If it is a school day, I might start the day full of verve and pep, only to find that I am the only creature left in the world who has verve and pep, and that everyone else in the family has decided to throw in the towel on life. Perhaps there is teenaged sibling stuff. Or big questions about God before coffee. Perhaps I am trying to draw a line on when the kitchen is closed to snacks and breakfast, but I can’t quite bring myself to enforce the rule. Maybe Leafy has decided that baking tiny loaves of bread is the goal of the day, when I had thought it was math. (For Kenya it might be drawing one thousand dragons.) Maybe I want to read to Isaac, but he wants to fall apart because Solo told him that Hulkbuster Sword can’t tell God what to do. (“He can! He can! He CAN!”) Maybe I have all the intention in the world to be excellent, gracious, and undramatic, but at some point Chinua gives me an irritated look, so I decide he hates me and the year is ruined and the only thing that will help is burning the house down. Maybe I think I’m going to water the garden in peace, but people come and take a series of photos of me watering the garden, standing beside me and posing. Or the pump doesn’t work. 

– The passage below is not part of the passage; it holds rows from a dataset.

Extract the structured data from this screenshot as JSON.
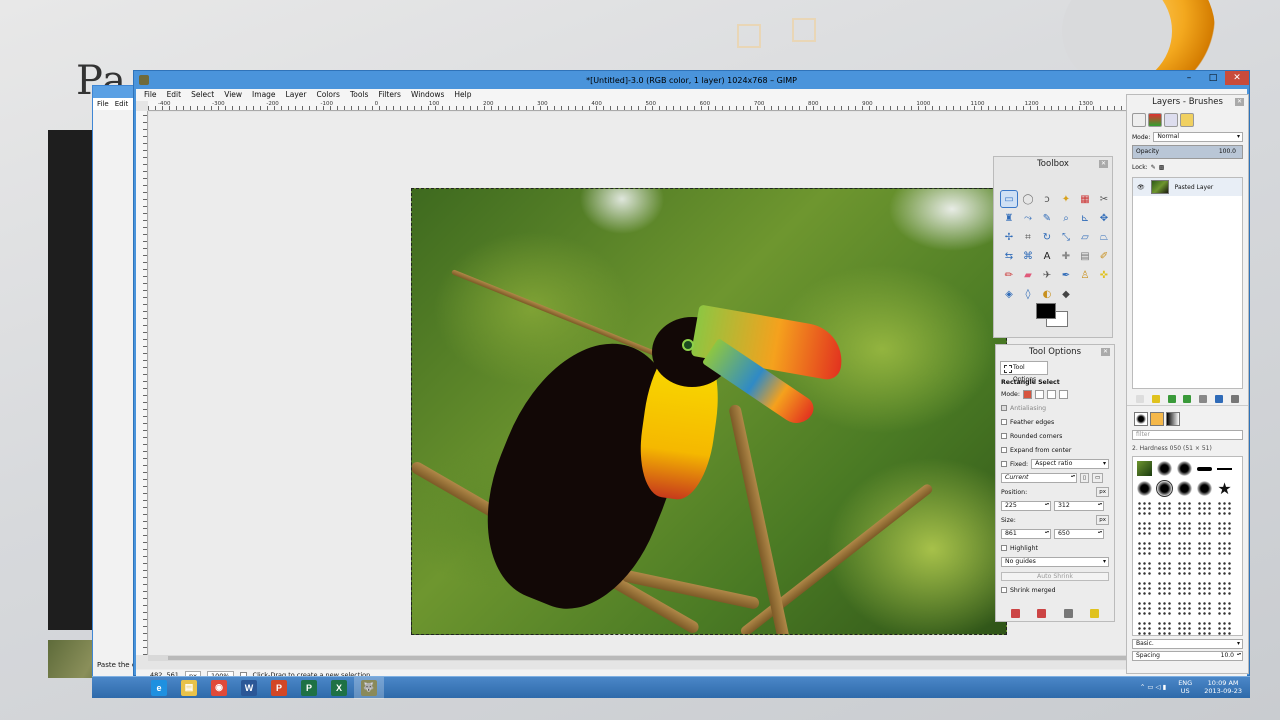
{
  "slide": {
    "title_fragment": "Pa",
    "colors": {
      "accent_orange": "#F3A81E",
      "dark_panel": "#1E1E1E"
    }
  },
  "background_app": {
    "menu": [
      "File",
      "Edit"
    ],
    "status_text": "Paste the co"
  },
  "window": {
    "title": "*[Untitled]-3.0 (RGB color, 1 layer) 1024x768 – GIMP",
    "controls": [
      "–",
      "□",
      "✕"
    ]
  },
  "menu": [
    "File",
    "Edit",
    "Select",
    "View",
    "Image",
    "Layer",
    "Colors",
    "Tools",
    "Filters",
    "Windows",
    "Help"
  ],
  "ruler": {
    "labels": [
      "-400",
      "-300",
      "-200",
      "-100",
      "0",
      "100",
      "200",
      "300",
      "400",
      "500",
      "600",
      "700",
      "800",
      "900",
      "1000",
      "1100",
      "1200",
      "1300"
    ]
  },
  "statusbar": {
    "coords": "482, 561",
    "unit": "px",
    "zoom": "100%",
    "message": "Click-Drag to create a new selection"
  },
  "toolbox": {
    "title": "Toolbox",
    "tools": [
      {
        "name": "rect-select-icon",
        "glyph": "▭",
        "active": true,
        "color": "#3a78c8"
      },
      {
        "name": "ellipse-select-icon",
        "glyph": "◯",
        "color": "#777"
      },
      {
        "name": "free-select-icon",
        "glyph": "ↄ",
        "color": "#555"
      },
      {
        "name": "fuzzy-select-icon",
        "glyph": "✦",
        "color": "#d8a21e"
      },
      {
        "name": "select-by-color-icon",
        "glyph": "▦",
        "color": "#c33"
      },
      {
        "name": "scissors-icon",
        "glyph": "✂",
        "color": "#555"
      },
      {
        "name": "foreground-select-icon",
        "glyph": "♜",
        "color": "#2f6bb8"
      },
      {
        "name": "paths-icon",
        "glyph": "⤳",
        "color": "#2f6bb8"
      },
      {
        "name": "color-picker-icon",
        "glyph": "✎",
        "color": "#2f6bb8"
      },
      {
        "name": "zoom-icon",
        "glyph": "⌕",
        "color": "#2f6bb8"
      },
      {
        "name": "measure-icon",
        "glyph": "⊾",
        "color": "#2f6bb8"
      },
      {
        "name": "move-icon",
        "glyph": "✥",
        "color": "#2f6bb8"
      },
      {
        "name": "align-icon",
        "glyph": "✢",
        "color": "#2f6bb8"
      },
      {
        "name": "crop-icon",
        "glyph": "⌗",
        "color": "#555"
      },
      {
        "name": "rotate-icon",
        "glyph": "↻",
        "color": "#2f6bb8"
      },
      {
        "name": "scale-icon",
        "glyph": "⤡",
        "color": "#2f6bb8"
      },
      {
        "name": "shear-icon",
        "glyph": "▱",
        "color": "#2f6bb8"
      },
      {
        "name": "perspective-icon",
        "glyph": "⏢",
        "color": "#2f6bb8"
      },
      {
        "name": "flip-icon",
        "glyph": "⇆",
        "color": "#2f6bb8"
      },
      {
        "name": "cage-icon",
        "glyph": "⌘",
        "color": "#2f6bb8"
      },
      {
        "name": "text-icon",
        "glyph": "A",
        "color": "#222"
      },
      {
        "name": "heal-icon",
        "glyph": "✚",
        "color": "#888"
      },
      {
        "name": "blend-icon",
        "glyph": "▤",
        "color": "#777"
      },
      {
        "name": "paintbrush-icon",
        "glyph": "✐",
        "color": "#c8901e"
      },
      {
        "name": "pencil-icon",
        "glyph": "✏",
        "color": "#c33"
      },
      {
        "name": "eraser-icon",
        "glyph": "▰",
        "color": "#e05a7a"
      },
      {
        "name": "airbrush-icon",
        "glyph": "✈",
        "color": "#555"
      },
      {
        "name": "ink-icon",
        "glyph": "✒",
        "color": "#2f6bb8"
      },
      {
        "name": "clone-icon",
        "glyph": "♙",
        "color": "#c8901e"
      },
      {
        "name": "perspective-clone-icon",
        "glyph": "✜",
        "color": "#e0c21e"
      },
      {
        "name": "blur-icon",
        "glyph": "◈",
        "color": "#2f6bb8"
      },
      {
        "name": "smudge-icon",
        "glyph": "◊",
        "color": "#2f6bb8"
      },
      {
        "name": "dodge-burn-icon",
        "glyph": "◐",
        "color": "#c8901e"
      },
      {
        "name": "bucket-fill-icon",
        "glyph": "◆",
        "color": "#444"
      }
    ],
    "foreground_color": "#000000",
    "background_color": "#FFFFFF"
  },
  "tool_options": {
    "title": "Tool Options",
    "tab_label": "Tool Options",
    "tool_name": "Rectangle Select",
    "mode_label": "Mode:",
    "antialiasing": "Antialiasing",
    "feather_edges": "Feather edges",
    "rounded_corners": "Rounded corners",
    "expand_from_center": "Expand from center",
    "fixed_label": "Fixed:",
    "fixed_value": "Aspect ratio",
    "current_value": "Current",
    "position_label": "Position:",
    "position_x": "225",
    "position_y": "312",
    "size_label": "Size:",
    "size_w": "861",
    "size_h": "650",
    "unit": "px",
    "highlight": "Highlight",
    "guides": "No guides",
    "auto_shrink": "Auto Shrink",
    "shrink_merged": "Shrink merged"
  },
  "layers": {
    "title": "Layers - Brushes",
    "mode_label": "Mode:",
    "mode_value": "Normal",
    "opacity_label": "Opacity",
    "opacity_value": "100.0",
    "lock_label": "Lock:",
    "layer_name": "Pasted Layer",
    "brush_filter_placeholder": "filter",
    "brush_name": "2. Hardness 050 (51 × 51)",
    "brush_set": "Basic.",
    "spacing_label": "Spacing",
    "spacing_value": "10.0"
  },
  "taskbar": {
    "items": [
      {
        "name": "ie-icon",
        "glyph": "e",
        "color": "#1e90e0"
      },
      {
        "name": "file-explorer-icon",
        "glyph": "▤",
        "color": "#e8c24a"
      },
      {
        "name": "chrome-icon",
        "glyph": "◉",
        "color": "#e04a3a"
      },
      {
        "name": "word-icon",
        "glyph": "W",
        "color": "#2b5797"
      },
      {
        "name": "powerpoint-icon",
        "glyph": "P",
        "color": "#d24726"
      },
      {
        "name": "publisher-icon",
        "glyph": "P",
        "color": "#1e7145"
      },
      {
        "name": "excel-icon",
        "glyph": "X",
        "color": "#1e7145"
      },
      {
        "name": "gimp-icon",
        "glyph": "🐺",
        "color": "#8a8a5a"
      }
    ],
    "language": "ENG",
    "region": "US",
    "time": "10:09 AM",
    "date": "2013-09-23"
  }
}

In other words, when life is full, when I am the richest I can be, it seems that I can’t keep everything in its container, or decide what will happen and when. And so the only thing to do is decide to embrace it all, to flow with it, to get in the middle of the argument about Hulkbuster Sword telling God what to do, and engage the question of whether God connects more with people who aren’t skeptics, and smile for the picture, and fix the pump, and greet the visitor, and cry when I want to cry and go chat with the raw milk man. We make plans, and the plans don’t always work. I know that in this season of my life, I have only marginal control over my days. But I guess it’s always that way, isn’t it?

My dad just got very sick and wound up in the hospital, (my dad! I can barely write that without wanting to cry) and I know he and my mom are scratching their heads over what it means for their plans. It happens to all of us, in every stage of our lives, but in all these interruptions, the emotional outbursts, the broken pens and flat tires and burnt chocolate, there are gifts, if we are willing to receive them. The gifts are from God, things that say, “Hello, I love you, you’re small and human and I love you.” 

This is part of what it means to be a monk in the world, I think. It’s part of the reason people think monastic motherhood is not possible. But the lack of control, if we can accept it, sink into it, and allow it to lead us to God, can be equal to all the ways people try to impose deprivation on themselves. Solitude, fasting, simplicity, or not being able to foretell one single thing about how the day will go,  all of it brings us to our own nakedness, our lack of power, our need to abide in God. Life, in all its chaos, its twists and turns, can offer this truth to us. We only have to allow it.